=== Your objective ===
Across the data below, how many lines have the word "title" in them? Give the number and nothing else.

· · · · ·

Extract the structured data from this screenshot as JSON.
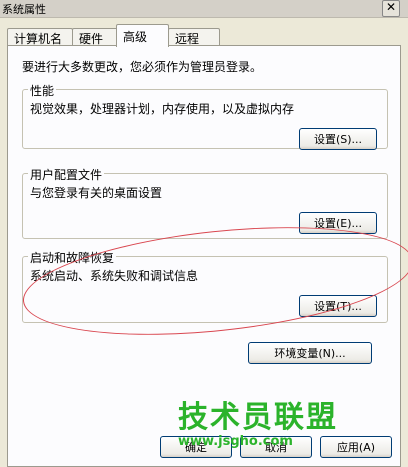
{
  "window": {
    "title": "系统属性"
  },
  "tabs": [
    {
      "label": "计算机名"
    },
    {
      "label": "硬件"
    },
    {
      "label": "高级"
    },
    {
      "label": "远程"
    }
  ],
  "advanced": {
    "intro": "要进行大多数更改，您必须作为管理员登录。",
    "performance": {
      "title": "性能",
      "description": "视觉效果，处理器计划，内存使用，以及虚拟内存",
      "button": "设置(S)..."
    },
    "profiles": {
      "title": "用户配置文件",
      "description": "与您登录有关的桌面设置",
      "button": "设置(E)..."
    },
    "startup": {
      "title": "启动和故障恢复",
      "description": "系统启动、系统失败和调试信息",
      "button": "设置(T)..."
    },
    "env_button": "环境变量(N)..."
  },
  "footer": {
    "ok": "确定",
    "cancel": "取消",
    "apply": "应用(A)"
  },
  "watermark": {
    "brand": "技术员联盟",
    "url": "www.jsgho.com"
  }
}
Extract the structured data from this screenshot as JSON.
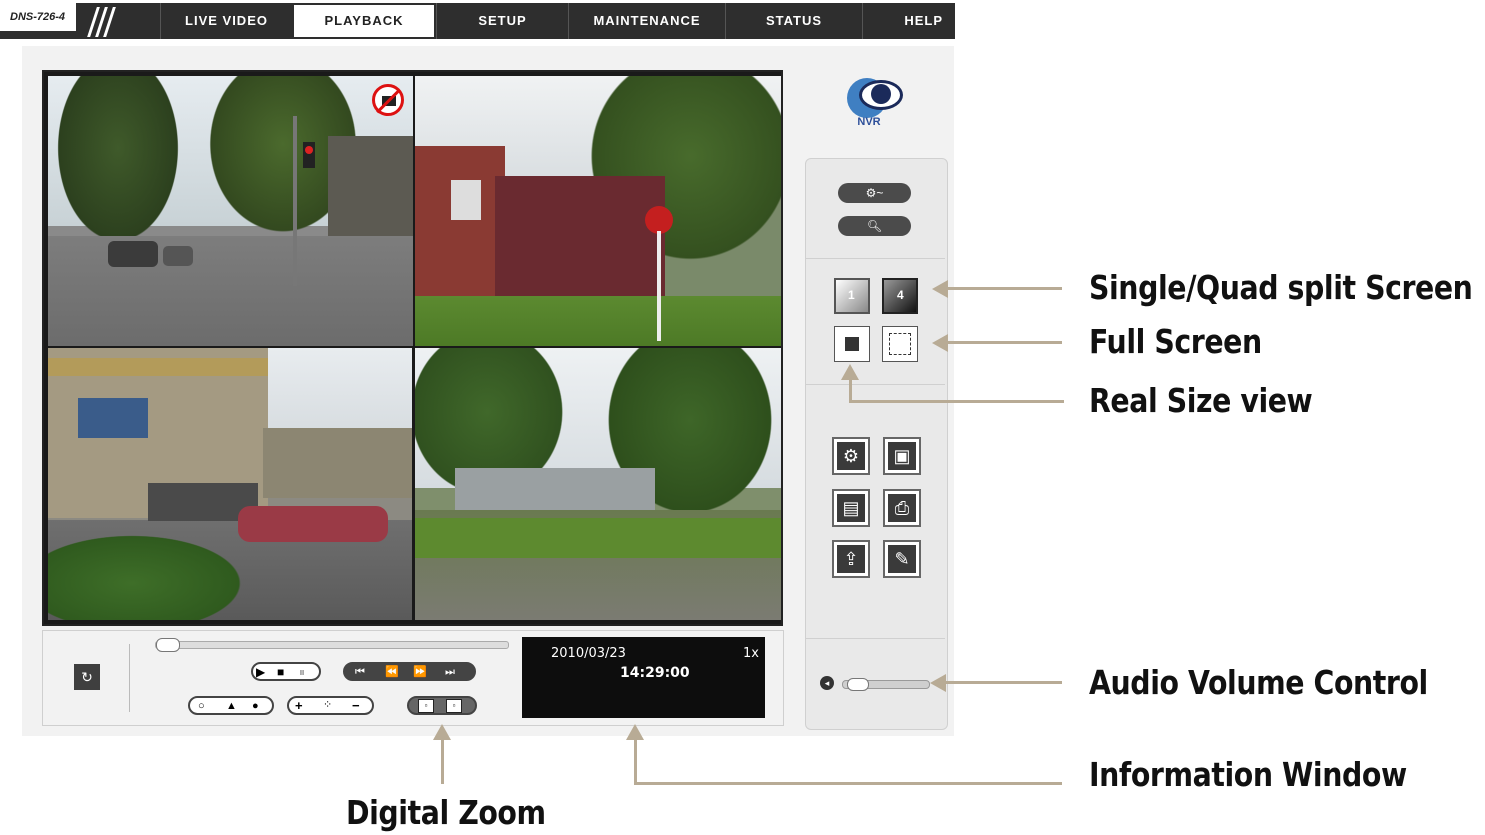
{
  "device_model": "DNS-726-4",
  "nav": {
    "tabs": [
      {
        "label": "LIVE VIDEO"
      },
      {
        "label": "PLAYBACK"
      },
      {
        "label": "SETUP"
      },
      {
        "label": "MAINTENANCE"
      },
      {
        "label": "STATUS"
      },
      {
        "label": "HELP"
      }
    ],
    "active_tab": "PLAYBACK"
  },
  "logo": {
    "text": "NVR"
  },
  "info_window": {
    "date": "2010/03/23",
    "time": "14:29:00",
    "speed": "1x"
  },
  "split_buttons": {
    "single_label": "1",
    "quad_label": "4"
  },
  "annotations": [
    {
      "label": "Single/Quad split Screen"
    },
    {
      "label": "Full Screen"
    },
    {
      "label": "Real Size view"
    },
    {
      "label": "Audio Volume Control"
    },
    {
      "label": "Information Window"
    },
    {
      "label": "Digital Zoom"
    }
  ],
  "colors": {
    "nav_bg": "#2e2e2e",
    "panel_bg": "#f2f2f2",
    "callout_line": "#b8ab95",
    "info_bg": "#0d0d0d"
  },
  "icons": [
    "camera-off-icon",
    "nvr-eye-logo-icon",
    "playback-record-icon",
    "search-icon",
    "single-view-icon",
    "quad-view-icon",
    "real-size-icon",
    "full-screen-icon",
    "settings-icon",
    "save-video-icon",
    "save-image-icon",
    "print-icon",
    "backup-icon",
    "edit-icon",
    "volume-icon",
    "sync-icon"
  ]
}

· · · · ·

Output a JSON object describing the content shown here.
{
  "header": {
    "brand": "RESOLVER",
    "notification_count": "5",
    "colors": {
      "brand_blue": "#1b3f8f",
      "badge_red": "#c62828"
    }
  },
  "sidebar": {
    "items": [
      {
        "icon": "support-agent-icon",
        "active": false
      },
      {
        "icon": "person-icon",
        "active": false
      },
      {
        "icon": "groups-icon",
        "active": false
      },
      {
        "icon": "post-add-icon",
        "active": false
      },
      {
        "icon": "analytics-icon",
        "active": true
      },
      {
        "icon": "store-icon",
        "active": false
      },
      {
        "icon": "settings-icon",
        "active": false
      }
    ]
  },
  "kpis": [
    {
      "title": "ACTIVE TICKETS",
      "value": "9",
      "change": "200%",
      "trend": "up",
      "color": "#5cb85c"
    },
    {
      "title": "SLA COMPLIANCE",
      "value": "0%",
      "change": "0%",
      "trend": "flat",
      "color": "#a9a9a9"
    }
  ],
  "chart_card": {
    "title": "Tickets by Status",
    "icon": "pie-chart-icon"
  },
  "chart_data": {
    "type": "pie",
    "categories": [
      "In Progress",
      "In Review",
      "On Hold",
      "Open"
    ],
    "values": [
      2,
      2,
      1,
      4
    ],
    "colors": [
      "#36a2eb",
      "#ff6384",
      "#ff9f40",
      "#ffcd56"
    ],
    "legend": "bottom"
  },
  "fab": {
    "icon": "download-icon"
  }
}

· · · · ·

=== Solution for this exercise ===
7